There was also some confusion that I had at the time, which I guess I still have but it's gradually dissolving, about the fact that if GamesZero could come out of gradient descent then gradient descent also had to be an AGI, in the sense that e.g. our brains do something very similar to gradient descent, or that any AGI must implement some sort of gradient descent. It just wasn't behaving like one because we needed faster algorithms or something.

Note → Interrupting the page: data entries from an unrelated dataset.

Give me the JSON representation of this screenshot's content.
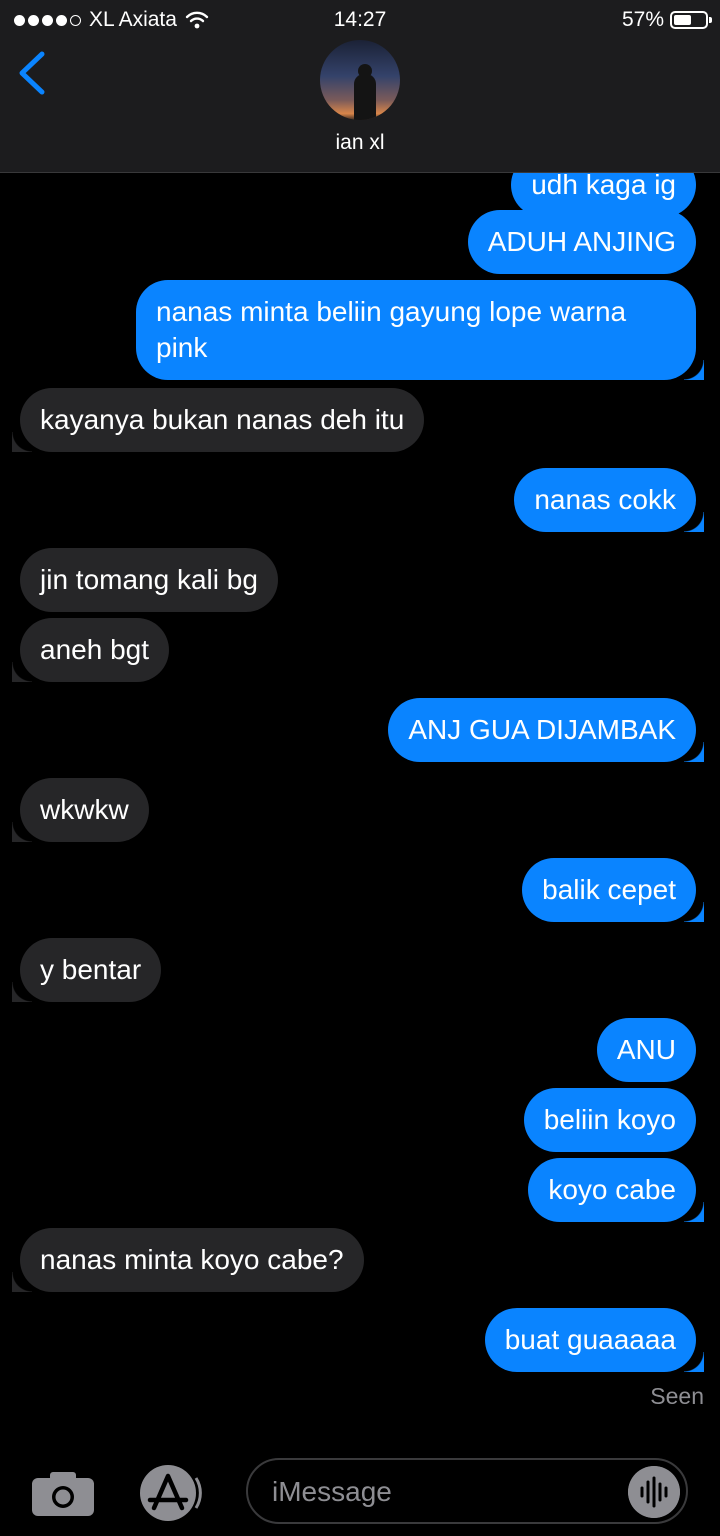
{
  "status_bar": {
    "carrier": "XL Axiata",
    "time": "14:27",
    "battery": "57%",
    "battery_level": 0.57
  },
  "header": {
    "contact_name": "ian xl"
  },
  "messages": [
    {
      "side": "out",
      "text": "udh kaga ig"
    },
    {
      "side": "out",
      "text": "ADUH ANJING"
    },
    {
      "side": "out",
      "text": "nanas minta beliin gayung lope warna pink"
    },
    {
      "side": "in",
      "text": "kayanya bukan nanas deh itu"
    },
    {
      "side": "out",
      "text": "nanas cokk"
    },
    {
      "side": "in",
      "text": "jin tomang kali bg"
    },
    {
      "side": "in",
      "text": "aneh bgt"
    },
    {
      "side": "out",
      "text": "ANJ GUA DIJAMBAK"
    },
    {
      "side": "in",
      "text": "wkwkw"
    },
    {
      "side": "out",
      "text": "balik cepet"
    },
    {
      "side": "in",
      "text": "y bentar"
    },
    {
      "side": "out",
      "text": "ANU"
    },
    {
      "side": "out",
      "text": "beliin koyo"
    },
    {
      "side": "out",
      "text": "koyo cabe"
    },
    {
      "side": "in",
      "text": "nanas minta koyo cabe?"
    },
    {
      "side": "out",
      "text": "buat guaaaaa"
    }
  ],
  "seen_label": "Seen",
  "input": {
    "placeholder": "iMessage"
  },
  "icons": [
    "back-chevron-icon",
    "wifi-icon",
    "battery-icon",
    "camera-icon",
    "app-store-icon",
    "audio-waveform-icon"
  ],
  "colors": {
    "outgoing": "#0a84ff",
    "incoming": "#262628",
    "accent": "#0a84ff"
  }
}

My current opinion is a bit different. Gradient descent is an optimization process more similar to natural selection than to what our brains do. GamesZero can come out of gradient descent in the same way that human brains came out of natural selection, and while it can be said that all four of them are optimization processes, there is a sense in which I would put human brains and GamesZero in the "AGI category" (whatever that means), while I would put natural selection and gradient descent in the "blind idiot god category". Which is to say, I don't expect neither human brains or GamesZero to make use of gradient descent, anymore than I expect human brains to make use of simulated natural selections. But of course I could be horribly wrong.

Now that gradient descent accomplished 30% of what I thought was sufficient to make an AGI and that I thought it could never do, I wouldn't be surprised if GamesZero comes out in two years, although I would be panicked (I will be surprised in addition to being panicked if it comes out next year).

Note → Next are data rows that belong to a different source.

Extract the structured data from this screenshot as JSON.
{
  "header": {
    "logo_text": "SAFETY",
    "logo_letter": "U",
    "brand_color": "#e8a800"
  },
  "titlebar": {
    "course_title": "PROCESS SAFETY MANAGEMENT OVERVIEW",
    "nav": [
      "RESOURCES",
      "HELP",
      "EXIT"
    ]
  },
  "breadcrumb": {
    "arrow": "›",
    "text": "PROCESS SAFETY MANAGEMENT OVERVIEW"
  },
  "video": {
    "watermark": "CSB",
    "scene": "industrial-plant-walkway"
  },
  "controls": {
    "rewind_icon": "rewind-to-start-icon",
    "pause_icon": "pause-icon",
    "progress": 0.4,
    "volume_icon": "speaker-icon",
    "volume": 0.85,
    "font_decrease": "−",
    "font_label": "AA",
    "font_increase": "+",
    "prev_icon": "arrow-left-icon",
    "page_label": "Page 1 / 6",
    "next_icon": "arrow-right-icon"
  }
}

The question then is: is GamesZero an AGI?

What makes me suspicious that the answer is yes is the categorization that I mentioned earlier. If GamesZero can work in a variety of games ranging from MOBAs to FPSs then I also expect it to work in the outside world, similarly to how human brains could only work in certain environments and only behave in certain ways before discovering fire (or whatever was the critical historical point) and then natural selection made something happen that made them able in principle to go to the moon.

The thing you are describing as GamesZero would almost certainly require quite a lot of game-specific training data (OpenAI Five required hundreds of years of training data). Getting this much data is completely impractical in the real world; this is the main reason why deep learning is not very successful in robotics.